The Occupational Safety and Health Administration (OSHA) has announced that it is withdrawing its emergency temporary standard (ETS), which required employers with 100 or more employees to ensure their workers were either fully vaccinated against COVID-19 or submitting to weekly COVID-19 testing. The announcement comes just two weeks after the United States Supreme Court’s decision to block OSHA from enforcing the ETS.
Although large employers can breathe a sigh of relief in light of this announcement, they aren’t completely out of the woods. OSHA is only withdrawing the ETS “as an enforceable emergency temporary standard” and the agency is “not withdrawing the ETS as a proposed rule.” OSHA maintains that it is “prioritizing its resources to focus on finalizing a permanent COVID-19 Healthcare Standard.”
What Does This Mean for Your Organization?
- Large employers should consult with legal counsel to determine whether they have compliance obligations under other applicable federal or state vaccination regulations. (For instance, the Supreme Court recently held that the Center for Medicare & Medicaid Services has the authority to issue and enforce COVID-19 vaccine requirements for staff in covered facilities that participate in Medicare and Medicaid.)
- OSHA’s announcement does not preclude employers from implementing their own vaccination policy, provided the policy complies with federal and state law.

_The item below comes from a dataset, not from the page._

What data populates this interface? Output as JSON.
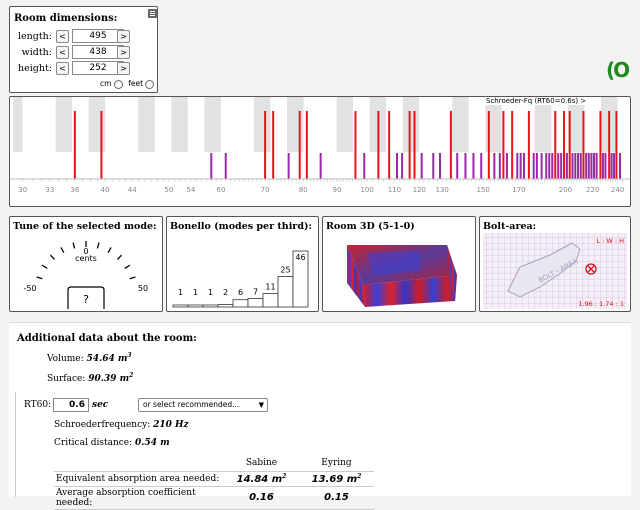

- As OSHA has advised that it is working on issuing a “permanent” COVID-19 plan, employers should stay abreast of news pertaining to vaccine mandates.